(Reuters) – Some 15,000 nurses in Minnesota walked off the job on Monday to protest hospital understaffing that their union says has harmed patient care and exhausted health workers as they negotiate a new contract with hospital executives.

The strike, slated to last three days and described by the Minnesota Nurses Association as one of the largest in United States history, highlights nationwide health worker shortages that have been exacerbated by the COVID-19 pandemic.

The union says it has been negotiating a new agreement for more than five months, and that nurses have been working without a contract for weeks.

“Hospital executives have already driven nurses away from the bedside by their refusal to solve the crises of staffing and retention in our hospitals,” the union’s negotiating team said in a statement, adding that nurses were “understaffed and overworked.”

The walkout was expected to affect at least 13 hospitals around Minneapolis and neighboring St. Paul. Twin Cities Hospital Group, which oversees four hospitals where nurses are striking, said it had asked the nurses’ union to join them in mediation.

“A trained mediator can help parties focus on the key elements needed to move forward together. However, the nurses’ union has rejected all our requests for mediation,” the group said on its website.

Allina Health, which owns four hospitals with striking nurses, said on its website it was making every effort to minimize disruptions to patient care.

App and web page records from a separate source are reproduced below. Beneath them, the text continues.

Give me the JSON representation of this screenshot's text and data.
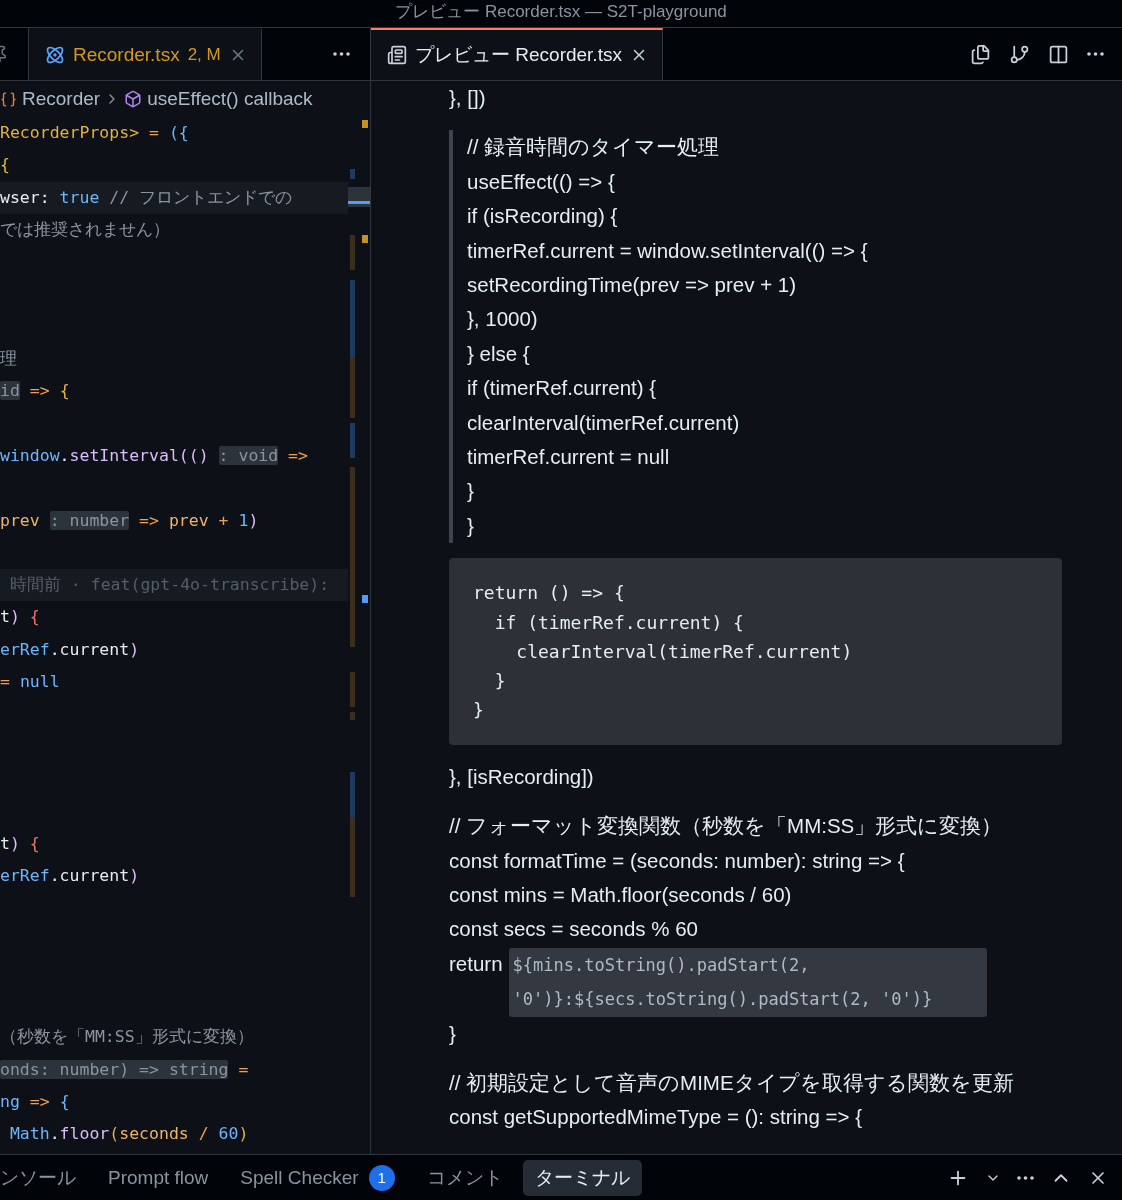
{
  "window": {
    "title": "プレビュー Recorder.tsx — S2T-playground"
  },
  "left_group": {
    "tabs": [
      {
        "label": "Recorder.tsx",
        "status": "2, M",
        "selected": true
      }
    ],
    "breadcrumb": [
      "Recorder",
      "useEffect() callback"
    ],
    "code_lines": [
      {
        "kind": "code",
        "segments": [
          {
            "t": "RecorderProps>",
            "kind": "type"
          },
          {
            "t": " = ",
            "kind": "op"
          },
          {
            "t": "({",
            "kind": "blue"
          }
        ]
      },
      {
        "kind": "code",
        "segments": [
          {
            "t": "{",
            "kind": "type"
          }
        ]
      },
      {
        "kind": "current",
        "segments": [
          {
            "t": "wser: ",
            "kind": "plain"
          },
          {
            "t": "true",
            "kind": "blue"
          },
          {
            "t": " // フロントエンドでの",
            "kind": "comment"
          }
        ]
      },
      {
        "kind": "code",
        "segments": [
          {
            "t": "では推奨されません）",
            "kind": "comment"
          }
        ]
      },
      {
        "kind": "blank"
      },
      {
        "kind": "blank"
      },
      {
        "kind": "blank"
      },
      {
        "kind": "code",
        "segments": [
          {
            "t": "理",
            "kind": "comment"
          }
        ]
      },
      {
        "kind": "code",
        "segments": [
          {
            "t": "id",
            "kind": "hint"
          },
          {
            "t": " => ",
            "kind": "op"
          },
          {
            "t": "{",
            "kind": "type"
          }
        ]
      },
      {
        "kind": "blank"
      },
      {
        "kind": "code",
        "segments": [
          {
            "t": "window",
            "kind": "blue"
          },
          {
            "t": ".",
            "kind": "plain"
          },
          {
            "t": "setInterval",
            "kind": "func"
          },
          {
            "t": "(() ",
            "kind": "func"
          },
          {
            "t": ": void",
            "kind": "hint"
          },
          {
            "t": " =>",
            "kind": "op"
          }
        ]
      },
      {
        "kind": "blank"
      },
      {
        "kind": "code",
        "segments": [
          {
            "t": "prev ",
            "kind": "param"
          },
          {
            "t": ": number",
            "kind": "hint"
          },
          {
            "t": " => ",
            "kind": "op"
          },
          {
            "t": "prev",
            "kind": "param"
          },
          {
            "t": " + ",
            "kind": "op"
          },
          {
            "t": "1",
            "kind": "blue"
          },
          {
            "t": ")",
            "kind": "func"
          }
        ]
      },
      {
        "kind": "blank"
      },
      {
        "kind": "blame",
        "segments": [
          {
            "t": " 時間前 · feat(gpt-4o-transcribe):",
            "kind": "blame"
          }
        ]
      },
      {
        "kind": "code",
        "segments": [
          {
            "t": "t",
            "kind": "plain"
          },
          {
            "t": ")",
            "kind": "func"
          },
          {
            "t": " {",
            "kind": "pink"
          }
        ]
      },
      {
        "kind": "code",
        "segments": [
          {
            "t": "erRef",
            "kind": "blue"
          },
          {
            "t": ".current",
            "kind": "plain"
          },
          {
            "t": ")",
            "kind": "func"
          }
        ]
      },
      {
        "kind": "code",
        "segments": [
          {
            "t": "= ",
            "kind": "op"
          },
          {
            "t": "null",
            "kind": "blue"
          }
        ]
      },
      {
        "kind": "blank"
      },
      {
        "kind": "blank"
      },
      {
        "kind": "blank"
      },
      {
        "kind": "blank"
      },
      {
        "kind": "code",
        "segments": [
          {
            "t": "t",
            "kind": "plain"
          },
          {
            "t": ")",
            "kind": "func"
          },
          {
            "t": " {",
            "kind": "pink"
          }
        ]
      },
      {
        "kind": "code",
        "segments": [
          {
            "t": "erRef",
            "kind": "blue"
          },
          {
            "t": ".current",
            "kind": "plain"
          },
          {
            "t": ")",
            "kind": "func"
          }
        ]
      },
      {
        "kind": "blank"
      },
      {
        "kind": "blank"
      },
      {
        "kind": "blank"
      },
      {
        "kind": "blank"
      },
      {
        "kind": "code",
        "segments": [
          {
            "t": "（秒数を「MM:SS」形式に変換）",
            "kind": "comment"
          }
        ]
      },
      {
        "kind": "code",
        "segments": [
          {
            "t": "onds: number) => string",
            "kind": "hint"
          },
          {
            "t": " =",
            "kind": "op"
          }
        ]
      },
      {
        "kind": "code",
        "segments": [
          {
            "t": "ng",
            "kind": "blue"
          },
          {
            "t": " => ",
            "kind": "op"
          },
          {
            "t": "{",
            "kind": "blue"
          }
        ]
      },
      {
        "kind": "code",
        "segments": [
          {
            "t": " Math",
            "kind": "blue"
          },
          {
            "t": ".",
            "kind": "plain"
          },
          {
            "t": "floor",
            "kind": "func"
          },
          {
            "t": "(",
            "kind": "type"
          },
          {
            "t": "seconds",
            "kind": "param"
          },
          {
            "t": " / ",
            "kind": "op"
          },
          {
            "t": "60",
            "kind": "blue"
          },
          {
            "t": ")",
            "kind": "type"
          }
        ]
      }
    ]
  },
  "right_group": {
    "tabs": [
      {
        "label": "プレビュー Recorder.tsx",
        "selected": true
      }
    ],
    "preview": [
      {
        "kind": "text",
        "lines": [
          {
            "text": "}, [])"
          }
        ]
      },
      {
        "kind": "quote",
        "lines": [
          {
            "text": "// 録音時間のタイマー処理"
          },
          {
            "text": "useEffect(() => {"
          },
          {
            "text": "if (isRecording) {"
          },
          {
            "text": "timerRef.current = window.setInterval(() => {"
          },
          {
            "text": "setRecordingTime(prev => prev + 1)"
          },
          {
            "text": "}, 1000)"
          },
          {
            "text": "} else {"
          },
          {
            "text": "if (timerRef.current) {"
          },
          {
            "text": "clearInterval(timerRef.current)"
          },
          {
            "text": "timerRef.current = null"
          },
          {
            "text": "}"
          },
          {
            "text": "}"
          }
        ]
      },
      {
        "kind": "code",
        "lines": [
          {
            "text": "return () => {"
          },
          {
            "text": "  if (timerRef.current) {"
          },
          {
            "text": "    clearInterval(timerRef.current)"
          },
          {
            "text": "  }"
          },
          {
            "text": "}"
          }
        ]
      },
      {
        "kind": "text",
        "lines": [
          {
            "text": "}, [isRecording])"
          }
        ]
      },
      {
        "kind": "text",
        "lines": [
          {
            "text": "// フォーマット変換関数（秒数を「MM:SS」形式に変換）"
          },
          {
            "text": "const formatTime = (seconds: number): string => {"
          },
          {
            "text": "const mins = Math.floor(seconds / 60)"
          },
          {
            "text": "const secs = seconds % 60"
          },
          {
            "text": "return",
            "code": "${mins.toString().padStart(2, '0')}:${secs.toString().padStart(2, '0')}"
          },
          {
            "text": "}"
          }
        ]
      },
      {
        "kind": "text",
        "lines": [
          {
            "text": "// 初期設定として音声のMIMEタイプを取得する関数を更新"
          },
          {
            "text": "const getSupportedMimeType = (): string => {"
          }
        ]
      }
    ]
  },
  "panel": {
    "tabs": [
      {
        "label": "ンソール",
        "selected": false
      },
      {
        "label": "Prompt flow",
        "selected": false
      },
      {
        "label": "Spell Checker",
        "badge": "1",
        "selected": false
      },
      {
        "label": "コメント",
        "selected": false
      },
      {
        "label": "ターミナル",
        "selected": true
      }
    ]
  }
}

It said it had been planning for a strike for months.

The nurse strike has drawn support from U.S. lawmakers in Washington, including veteran Senator Bernie Sanders. “Nurses are the backbone of our health care system,” Sanders wrote on Twitter, calling for fair scheduling and higher wages.

According to the U.S. Bureau of Labor Statistics (BLS), employment in healthcare across the United States is still below pre-pandemic levels. Some 37,000 fewer people work in healthcare now than in February 2020, a Sept. 2 report from BLS said.

(Reporting by Rami Ayyub; Editing by Aurora Ellis)